* Work to be completed: Using the data below, copy out all lines with the word "modified".

Items from a data source:
__________________________________________________

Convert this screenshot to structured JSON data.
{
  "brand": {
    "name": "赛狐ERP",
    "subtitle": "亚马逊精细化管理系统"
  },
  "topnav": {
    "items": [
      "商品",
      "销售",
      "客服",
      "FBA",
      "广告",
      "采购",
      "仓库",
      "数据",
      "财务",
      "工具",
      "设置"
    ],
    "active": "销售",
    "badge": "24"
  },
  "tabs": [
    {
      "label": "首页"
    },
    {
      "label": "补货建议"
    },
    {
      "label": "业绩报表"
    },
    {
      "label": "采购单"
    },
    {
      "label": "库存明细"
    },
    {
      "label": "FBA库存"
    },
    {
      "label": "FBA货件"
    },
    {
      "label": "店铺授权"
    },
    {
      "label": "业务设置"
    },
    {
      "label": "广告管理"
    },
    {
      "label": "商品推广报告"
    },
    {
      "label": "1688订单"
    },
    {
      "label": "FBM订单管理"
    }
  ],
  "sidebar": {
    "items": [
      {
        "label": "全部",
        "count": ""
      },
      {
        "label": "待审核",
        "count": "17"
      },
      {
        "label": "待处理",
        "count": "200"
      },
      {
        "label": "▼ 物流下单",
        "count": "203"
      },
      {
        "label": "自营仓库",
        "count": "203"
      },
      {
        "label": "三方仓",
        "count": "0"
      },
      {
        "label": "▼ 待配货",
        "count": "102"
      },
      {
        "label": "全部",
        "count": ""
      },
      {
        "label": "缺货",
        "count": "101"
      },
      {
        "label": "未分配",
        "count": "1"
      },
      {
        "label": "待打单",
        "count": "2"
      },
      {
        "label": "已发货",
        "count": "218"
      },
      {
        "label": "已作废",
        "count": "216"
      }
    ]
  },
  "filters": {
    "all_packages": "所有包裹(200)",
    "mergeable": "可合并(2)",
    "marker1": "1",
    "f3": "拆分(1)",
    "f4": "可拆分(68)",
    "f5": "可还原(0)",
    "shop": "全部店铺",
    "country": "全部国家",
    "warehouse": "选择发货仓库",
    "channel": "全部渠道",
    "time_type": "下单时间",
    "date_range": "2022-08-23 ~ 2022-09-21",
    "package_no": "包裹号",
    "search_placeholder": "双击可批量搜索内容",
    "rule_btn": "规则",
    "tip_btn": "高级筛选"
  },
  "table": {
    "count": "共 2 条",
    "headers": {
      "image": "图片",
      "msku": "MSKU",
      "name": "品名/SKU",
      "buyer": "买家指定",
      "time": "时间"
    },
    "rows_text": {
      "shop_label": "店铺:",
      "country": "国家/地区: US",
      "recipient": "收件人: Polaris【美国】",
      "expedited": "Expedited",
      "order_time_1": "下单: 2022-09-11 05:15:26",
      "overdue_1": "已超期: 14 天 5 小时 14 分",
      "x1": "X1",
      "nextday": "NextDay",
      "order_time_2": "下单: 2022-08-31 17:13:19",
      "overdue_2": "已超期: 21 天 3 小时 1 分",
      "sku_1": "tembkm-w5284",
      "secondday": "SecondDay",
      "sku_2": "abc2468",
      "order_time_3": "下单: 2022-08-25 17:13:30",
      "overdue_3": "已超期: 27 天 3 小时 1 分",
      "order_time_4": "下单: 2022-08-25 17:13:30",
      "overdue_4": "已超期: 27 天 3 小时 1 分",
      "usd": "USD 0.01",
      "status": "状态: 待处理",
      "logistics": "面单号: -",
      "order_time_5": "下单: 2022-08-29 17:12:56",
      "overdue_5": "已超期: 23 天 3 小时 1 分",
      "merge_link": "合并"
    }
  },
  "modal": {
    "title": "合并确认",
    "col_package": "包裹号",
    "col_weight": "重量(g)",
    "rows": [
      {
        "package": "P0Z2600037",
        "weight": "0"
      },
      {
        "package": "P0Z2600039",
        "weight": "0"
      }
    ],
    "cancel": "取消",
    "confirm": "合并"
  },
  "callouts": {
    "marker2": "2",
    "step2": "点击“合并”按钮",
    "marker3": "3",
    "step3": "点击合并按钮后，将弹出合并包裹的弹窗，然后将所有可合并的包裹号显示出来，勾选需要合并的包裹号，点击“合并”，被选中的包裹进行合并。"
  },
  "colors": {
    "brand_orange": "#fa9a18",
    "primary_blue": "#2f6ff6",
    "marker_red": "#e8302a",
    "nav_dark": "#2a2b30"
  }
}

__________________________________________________

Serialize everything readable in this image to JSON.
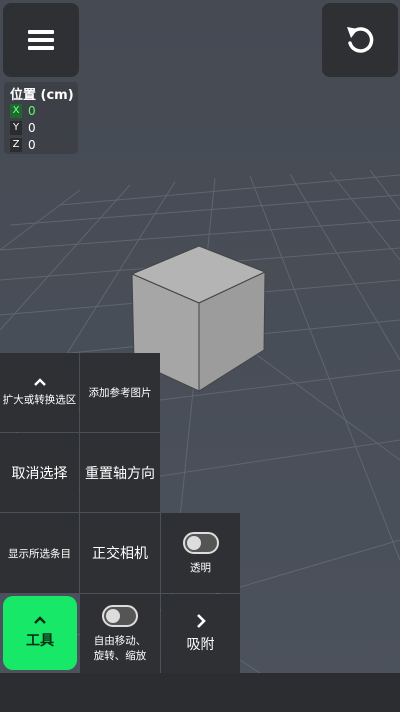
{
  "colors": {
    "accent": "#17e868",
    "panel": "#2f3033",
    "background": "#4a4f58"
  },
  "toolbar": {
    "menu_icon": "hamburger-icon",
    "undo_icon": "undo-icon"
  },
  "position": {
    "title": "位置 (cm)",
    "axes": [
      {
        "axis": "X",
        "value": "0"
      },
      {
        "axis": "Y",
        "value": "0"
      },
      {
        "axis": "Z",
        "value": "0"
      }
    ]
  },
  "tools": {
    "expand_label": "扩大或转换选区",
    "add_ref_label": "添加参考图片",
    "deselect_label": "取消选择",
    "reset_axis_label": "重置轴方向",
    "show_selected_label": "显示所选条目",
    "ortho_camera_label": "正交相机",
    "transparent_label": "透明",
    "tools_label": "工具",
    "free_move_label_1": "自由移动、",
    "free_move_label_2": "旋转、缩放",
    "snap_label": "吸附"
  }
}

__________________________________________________

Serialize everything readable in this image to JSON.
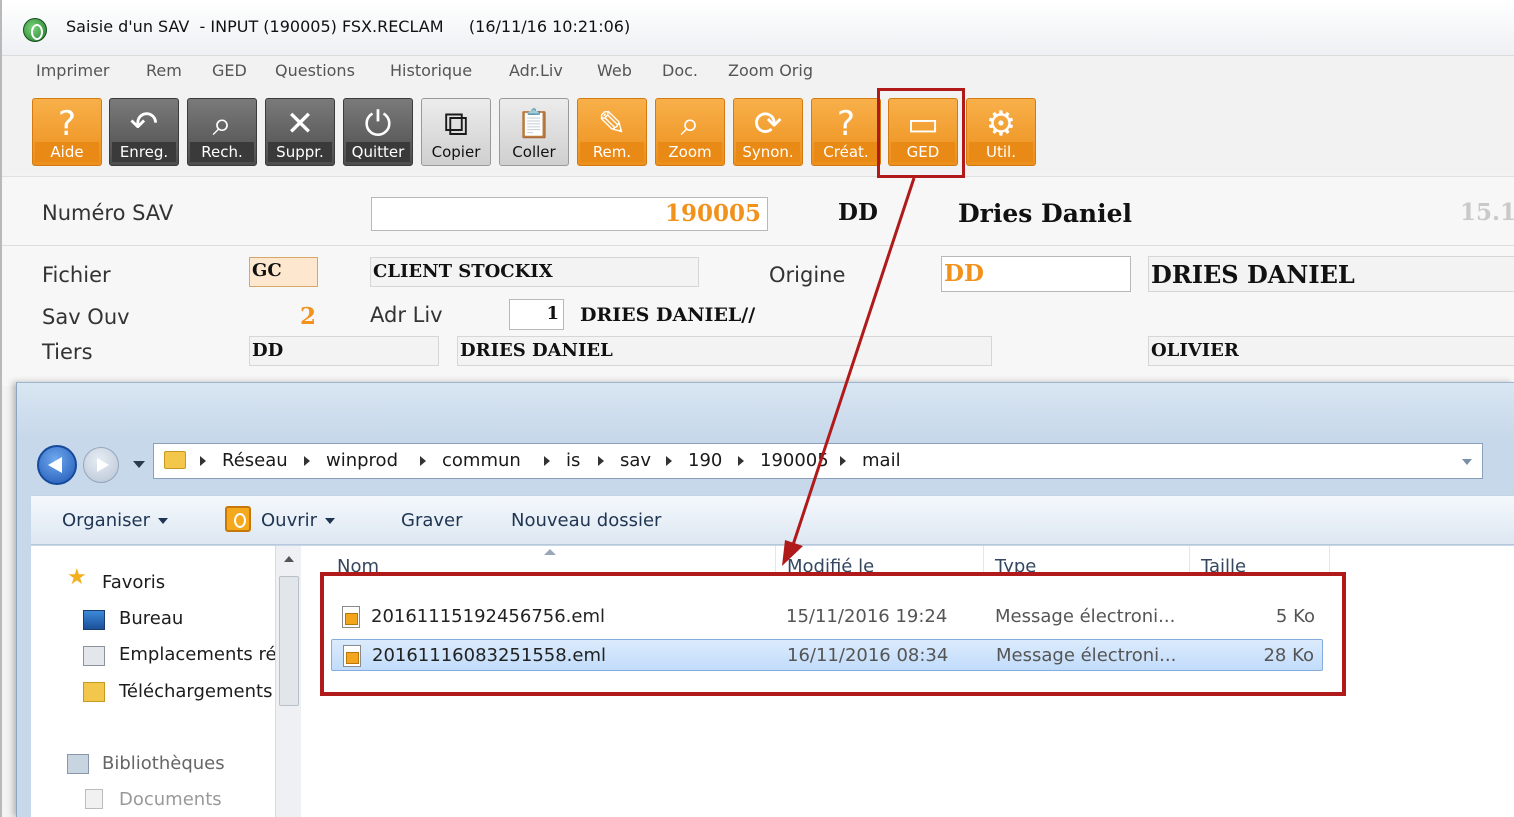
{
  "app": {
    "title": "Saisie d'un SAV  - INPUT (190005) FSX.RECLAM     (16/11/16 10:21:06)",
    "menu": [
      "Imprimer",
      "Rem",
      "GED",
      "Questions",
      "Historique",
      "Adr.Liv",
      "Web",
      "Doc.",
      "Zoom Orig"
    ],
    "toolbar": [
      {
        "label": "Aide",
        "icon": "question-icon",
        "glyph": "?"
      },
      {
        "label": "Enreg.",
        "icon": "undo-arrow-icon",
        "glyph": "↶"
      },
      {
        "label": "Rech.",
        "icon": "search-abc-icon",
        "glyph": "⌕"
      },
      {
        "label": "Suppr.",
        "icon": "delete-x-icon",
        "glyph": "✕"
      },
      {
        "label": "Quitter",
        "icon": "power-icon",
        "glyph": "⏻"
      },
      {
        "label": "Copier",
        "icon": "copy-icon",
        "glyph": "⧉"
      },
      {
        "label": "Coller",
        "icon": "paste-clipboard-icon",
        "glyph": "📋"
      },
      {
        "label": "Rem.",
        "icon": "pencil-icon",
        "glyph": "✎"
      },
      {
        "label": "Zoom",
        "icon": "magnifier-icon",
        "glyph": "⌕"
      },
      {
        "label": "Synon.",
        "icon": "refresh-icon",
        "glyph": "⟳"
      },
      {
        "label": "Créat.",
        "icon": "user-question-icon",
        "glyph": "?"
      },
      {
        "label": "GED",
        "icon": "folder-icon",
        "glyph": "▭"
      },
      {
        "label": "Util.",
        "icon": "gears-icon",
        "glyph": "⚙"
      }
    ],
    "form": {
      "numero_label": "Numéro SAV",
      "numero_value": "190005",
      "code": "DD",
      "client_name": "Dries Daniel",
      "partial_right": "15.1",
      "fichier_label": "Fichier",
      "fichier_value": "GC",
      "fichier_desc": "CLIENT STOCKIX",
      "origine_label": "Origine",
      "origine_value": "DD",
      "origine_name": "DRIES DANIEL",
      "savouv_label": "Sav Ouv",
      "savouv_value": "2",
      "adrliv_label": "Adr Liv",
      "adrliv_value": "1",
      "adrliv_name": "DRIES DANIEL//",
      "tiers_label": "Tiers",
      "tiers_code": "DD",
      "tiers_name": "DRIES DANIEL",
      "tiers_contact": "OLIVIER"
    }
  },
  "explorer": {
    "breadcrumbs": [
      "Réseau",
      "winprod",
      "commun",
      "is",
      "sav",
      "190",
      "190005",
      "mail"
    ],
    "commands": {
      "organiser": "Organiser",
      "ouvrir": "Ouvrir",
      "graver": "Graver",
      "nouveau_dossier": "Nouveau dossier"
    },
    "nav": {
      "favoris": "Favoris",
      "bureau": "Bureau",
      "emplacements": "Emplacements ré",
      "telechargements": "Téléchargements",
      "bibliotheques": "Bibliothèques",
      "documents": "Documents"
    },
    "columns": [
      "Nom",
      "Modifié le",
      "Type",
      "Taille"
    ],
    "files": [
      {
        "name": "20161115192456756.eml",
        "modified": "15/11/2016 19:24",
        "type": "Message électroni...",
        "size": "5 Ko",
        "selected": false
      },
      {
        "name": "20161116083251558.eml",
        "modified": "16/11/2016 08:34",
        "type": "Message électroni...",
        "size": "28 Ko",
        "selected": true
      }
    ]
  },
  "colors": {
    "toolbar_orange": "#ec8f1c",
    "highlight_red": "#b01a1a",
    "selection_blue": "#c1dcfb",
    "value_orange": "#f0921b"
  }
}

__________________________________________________

* Solved exercise:
        "modified": "15/11/2016 19:24",
        "modified": "16/11/2016 08:34",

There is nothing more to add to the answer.